• **EXERCISE OBJECTIVE**
Using the data below, return all lines in which "Local" appears.

• **RECORDED INFORMATION**
^^^^

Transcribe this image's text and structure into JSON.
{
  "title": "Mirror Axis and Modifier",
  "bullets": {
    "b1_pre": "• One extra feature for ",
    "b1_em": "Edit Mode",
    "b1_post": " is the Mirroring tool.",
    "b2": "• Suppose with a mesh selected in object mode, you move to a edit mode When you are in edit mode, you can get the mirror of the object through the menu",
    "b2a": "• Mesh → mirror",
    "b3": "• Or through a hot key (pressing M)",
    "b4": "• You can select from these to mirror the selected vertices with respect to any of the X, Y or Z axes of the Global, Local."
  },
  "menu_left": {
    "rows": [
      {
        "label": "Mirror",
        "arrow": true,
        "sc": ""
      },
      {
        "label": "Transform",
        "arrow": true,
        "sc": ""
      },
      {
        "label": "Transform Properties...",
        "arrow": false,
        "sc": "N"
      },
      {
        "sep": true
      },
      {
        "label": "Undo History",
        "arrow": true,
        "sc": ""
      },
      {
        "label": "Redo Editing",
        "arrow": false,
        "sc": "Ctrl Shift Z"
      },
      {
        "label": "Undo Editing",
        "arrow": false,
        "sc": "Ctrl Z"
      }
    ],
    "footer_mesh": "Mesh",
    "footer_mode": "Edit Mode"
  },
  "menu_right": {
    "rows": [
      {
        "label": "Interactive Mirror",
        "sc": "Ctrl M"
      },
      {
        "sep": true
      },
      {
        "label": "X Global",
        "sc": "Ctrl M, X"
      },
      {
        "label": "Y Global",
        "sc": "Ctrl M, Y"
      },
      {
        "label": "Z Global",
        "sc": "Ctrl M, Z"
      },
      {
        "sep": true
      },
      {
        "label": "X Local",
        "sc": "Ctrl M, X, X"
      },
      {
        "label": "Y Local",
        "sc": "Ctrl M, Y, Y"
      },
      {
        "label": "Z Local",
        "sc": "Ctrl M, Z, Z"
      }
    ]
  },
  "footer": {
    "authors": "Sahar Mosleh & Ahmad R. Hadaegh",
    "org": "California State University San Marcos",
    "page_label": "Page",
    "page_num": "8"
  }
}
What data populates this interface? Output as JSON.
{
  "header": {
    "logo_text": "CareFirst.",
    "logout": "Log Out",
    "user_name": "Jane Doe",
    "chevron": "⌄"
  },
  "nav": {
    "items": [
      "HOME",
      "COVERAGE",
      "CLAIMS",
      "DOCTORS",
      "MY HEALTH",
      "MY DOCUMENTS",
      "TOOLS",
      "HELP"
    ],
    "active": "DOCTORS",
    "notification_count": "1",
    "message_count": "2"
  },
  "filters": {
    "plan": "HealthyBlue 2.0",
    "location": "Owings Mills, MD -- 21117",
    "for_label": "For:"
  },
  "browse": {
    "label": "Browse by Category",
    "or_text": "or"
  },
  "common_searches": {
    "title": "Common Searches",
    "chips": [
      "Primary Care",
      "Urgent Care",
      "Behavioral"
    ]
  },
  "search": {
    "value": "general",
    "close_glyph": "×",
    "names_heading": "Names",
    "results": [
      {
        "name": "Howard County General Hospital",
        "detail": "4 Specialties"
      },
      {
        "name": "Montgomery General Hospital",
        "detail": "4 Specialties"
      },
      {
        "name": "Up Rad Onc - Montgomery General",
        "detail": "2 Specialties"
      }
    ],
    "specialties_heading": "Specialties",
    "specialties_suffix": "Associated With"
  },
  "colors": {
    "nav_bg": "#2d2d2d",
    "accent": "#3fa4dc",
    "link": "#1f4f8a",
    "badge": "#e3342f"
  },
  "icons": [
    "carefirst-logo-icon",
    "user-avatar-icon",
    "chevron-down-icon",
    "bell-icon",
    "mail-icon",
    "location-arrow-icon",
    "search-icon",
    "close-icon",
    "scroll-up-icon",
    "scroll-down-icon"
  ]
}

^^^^

• **TASK SOLUTION**
    "b4": "• You can select from these to mirror the selected vertices with respect to any of the X, Y or Z axes of the Global, Local."
        "label": "X Local",
        "label": "Y Local",
        "label": "Z Local",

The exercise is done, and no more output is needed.